-- GOAL OF THE EXERCISE --
Whenever the word "title" appears in a line of the listing, copy that line.

-- EXERCISE DATA --
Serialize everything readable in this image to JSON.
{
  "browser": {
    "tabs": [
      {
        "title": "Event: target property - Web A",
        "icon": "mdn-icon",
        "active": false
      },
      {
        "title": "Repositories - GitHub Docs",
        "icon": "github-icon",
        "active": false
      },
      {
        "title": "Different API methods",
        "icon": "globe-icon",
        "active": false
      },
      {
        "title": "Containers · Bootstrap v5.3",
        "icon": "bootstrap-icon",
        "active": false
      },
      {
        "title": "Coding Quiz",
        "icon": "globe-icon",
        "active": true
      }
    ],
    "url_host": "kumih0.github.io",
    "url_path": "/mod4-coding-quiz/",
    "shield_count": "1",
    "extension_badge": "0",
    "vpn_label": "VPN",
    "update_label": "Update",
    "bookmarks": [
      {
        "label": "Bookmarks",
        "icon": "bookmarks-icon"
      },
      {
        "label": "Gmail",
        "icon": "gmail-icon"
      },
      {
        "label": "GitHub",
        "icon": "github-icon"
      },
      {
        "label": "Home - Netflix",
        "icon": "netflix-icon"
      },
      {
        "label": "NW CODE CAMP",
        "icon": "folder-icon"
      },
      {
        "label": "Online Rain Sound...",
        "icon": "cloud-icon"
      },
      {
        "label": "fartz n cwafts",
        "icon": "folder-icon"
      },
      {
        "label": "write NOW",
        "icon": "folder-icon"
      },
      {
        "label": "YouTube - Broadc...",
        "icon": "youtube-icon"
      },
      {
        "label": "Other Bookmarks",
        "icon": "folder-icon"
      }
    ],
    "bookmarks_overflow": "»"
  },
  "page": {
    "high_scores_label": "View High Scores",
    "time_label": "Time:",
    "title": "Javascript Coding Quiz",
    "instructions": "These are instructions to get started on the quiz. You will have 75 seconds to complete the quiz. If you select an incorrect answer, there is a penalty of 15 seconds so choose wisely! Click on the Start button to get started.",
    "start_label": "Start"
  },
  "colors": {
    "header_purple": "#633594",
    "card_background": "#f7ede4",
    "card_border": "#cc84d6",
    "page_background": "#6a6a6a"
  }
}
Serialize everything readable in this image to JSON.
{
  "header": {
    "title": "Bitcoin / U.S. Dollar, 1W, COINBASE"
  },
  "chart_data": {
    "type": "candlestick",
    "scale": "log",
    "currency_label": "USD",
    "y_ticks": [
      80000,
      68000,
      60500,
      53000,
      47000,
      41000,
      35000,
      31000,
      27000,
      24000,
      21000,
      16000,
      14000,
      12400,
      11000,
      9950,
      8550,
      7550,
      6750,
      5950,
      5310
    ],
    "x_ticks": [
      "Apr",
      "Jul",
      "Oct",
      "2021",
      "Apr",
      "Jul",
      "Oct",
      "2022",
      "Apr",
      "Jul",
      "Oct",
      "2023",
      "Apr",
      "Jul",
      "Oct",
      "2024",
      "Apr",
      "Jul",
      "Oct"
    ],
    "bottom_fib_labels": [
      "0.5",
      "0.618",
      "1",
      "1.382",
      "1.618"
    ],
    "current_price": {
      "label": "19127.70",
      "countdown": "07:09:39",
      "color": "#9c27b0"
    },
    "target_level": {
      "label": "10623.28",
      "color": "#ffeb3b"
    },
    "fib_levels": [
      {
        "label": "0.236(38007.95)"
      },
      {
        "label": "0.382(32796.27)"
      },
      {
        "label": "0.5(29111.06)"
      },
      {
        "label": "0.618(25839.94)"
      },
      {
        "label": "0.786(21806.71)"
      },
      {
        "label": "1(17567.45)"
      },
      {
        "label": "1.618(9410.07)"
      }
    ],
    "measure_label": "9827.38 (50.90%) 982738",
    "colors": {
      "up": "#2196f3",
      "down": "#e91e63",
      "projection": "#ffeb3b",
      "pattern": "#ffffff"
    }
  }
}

-- RESPONSE FOR THIS EXERCISE --
        "title": "Event: target property - Web A",
        "title": "Repositories - GitHub Docs",
        "title": "Different API methods",
        "title": "Containers · Bootstrap v5.3",
        "title": "Coding Quiz",
    "title": "Javascript Coding Quiz",
    "title": "Bitcoin / U.S. Dollar, 1W, COINBASE"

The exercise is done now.